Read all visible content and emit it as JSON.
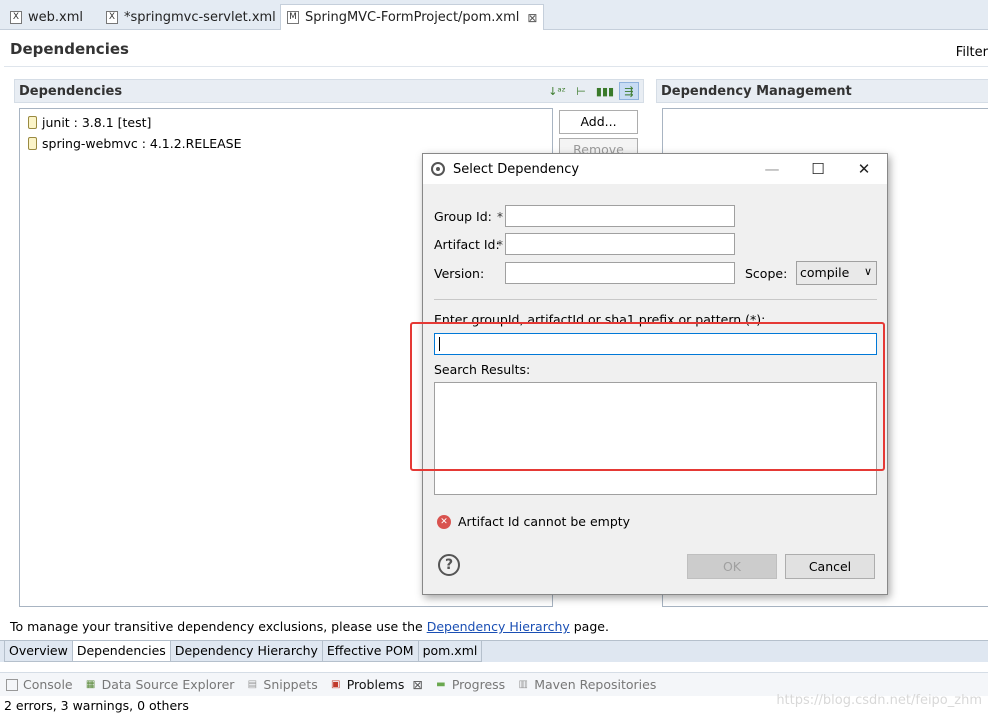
{
  "editor_tabs": [
    {
      "label": "web.xml",
      "icon": "X"
    },
    {
      "label": "*springmvc-servlet.xml",
      "icon": "X"
    },
    {
      "label": "SpringMVC-FormProject/pom.xml",
      "icon": "M",
      "close": "⊠"
    }
  ],
  "page": {
    "title": "Dependencies",
    "filter_label": "Filter"
  },
  "dependencies_section": {
    "title": "Dependencies",
    "items": [
      {
        "label": "junit : 3.8.1 [test]"
      },
      {
        "label": "spring-webmvc : 4.1.2.RELEASE"
      }
    ],
    "add_button": "Add...",
    "remove_button": "Remove"
  },
  "management_section": {
    "title": "Dependency Management"
  },
  "bottom_note": {
    "prefix": "To manage your transitive dependency exclusions, please use the ",
    "link": "Dependency Hierarchy",
    "suffix": " page."
  },
  "page_tabs": [
    "Overview",
    "Dependencies",
    "Dependency Hierarchy",
    "Effective POM",
    "pom.xml"
  ],
  "views": [
    {
      "label": "Console"
    },
    {
      "label": "Data Source Explorer"
    },
    {
      "label": "Snippets"
    },
    {
      "label": "Problems",
      "close": "⊠"
    },
    {
      "label": "Progress"
    },
    {
      "label": "Maven Repositories"
    }
  ],
  "status_line": "2 errors, 3 warnings, 0 others",
  "watermark": "https://blog.csdn.net/feipo_zhm",
  "dialog": {
    "title": "Select Dependency",
    "group_id_label": "Group Id:",
    "artifact_id_label": "Artifact Id:",
    "version_label": "Version:",
    "required_mark": "*",
    "scope_label": "Scope:",
    "scope_value": "compile",
    "search_prompt": "Enter groupId, artifactId or sha1 prefix or pattern (*):",
    "results_label": "Search Results:",
    "error_message": "Artifact Id cannot be empty",
    "ok_button": "OK",
    "cancel_button": "Cancel"
  },
  "colors": {
    "highlight": "#e53935",
    "link": "#1a4fb4",
    "error": "#d9534f",
    "focus": "#0078d7"
  }
}
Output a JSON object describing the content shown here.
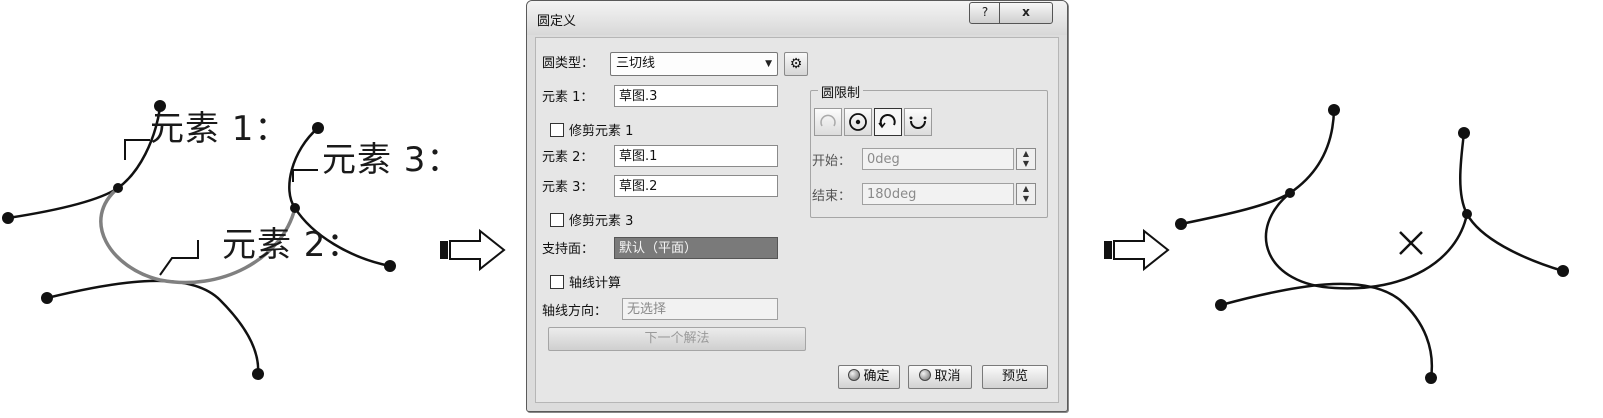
{
  "canvas_left": {
    "label_element1": "元素 1：",
    "label_element3": "元素 3：",
    "label_element2": "元素 2："
  },
  "dialog": {
    "title": "圆定义",
    "help_button": "?",
    "close_button": "x",
    "circle_type_label": "圆类型：",
    "circle_type_value": "三切线",
    "element1_label": "元素 1：",
    "element1_value": "草图.3",
    "trim_element1_label": "修剪元素 1",
    "element2_label": "元素 2：",
    "element2_value": "草图.1",
    "element3_label": "元素 3：",
    "element3_value": "草图.2",
    "trim_element3_label": "修剪元素 3",
    "support_label": "支持面：",
    "support_value": "默认（平面）",
    "axis_compute_label": "轴线计算",
    "axis_direction_label": "轴线方向：",
    "axis_direction_value": "无选择",
    "next_solution_label": "下一个解法",
    "circle_limits": {
      "title": "圆限制",
      "start_label": "开始：",
      "start_value": "0deg",
      "end_label": "结束：",
      "end_value": "180deg"
    },
    "ok_label": "确定",
    "cancel_label": "取消",
    "preview_label": "预览"
  },
  "colors": {
    "dialog_bg": "#dcdcdc",
    "curve": "#111111",
    "result_arc": "#7a7a7a",
    "support_field": "#7a7a7a"
  },
  "icons": [
    "arrow-right-icon",
    "combo-dropdown-icon",
    "sketch-tool-icon",
    "limit-partial-icon",
    "limit-full-circle-icon",
    "limit-trim-icon",
    "limit-complement-icon",
    "spinner-icon",
    "ok-dot-icon",
    "cancel-dot-icon"
  ]
}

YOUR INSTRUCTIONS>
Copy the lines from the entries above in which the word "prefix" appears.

OUTPUT>
    "prefix": "To manage your transitive dependency exclusions, please use the ",
    "search_prompt": "Enter groupId, artifactId or sha1 prefix or pattern (*):",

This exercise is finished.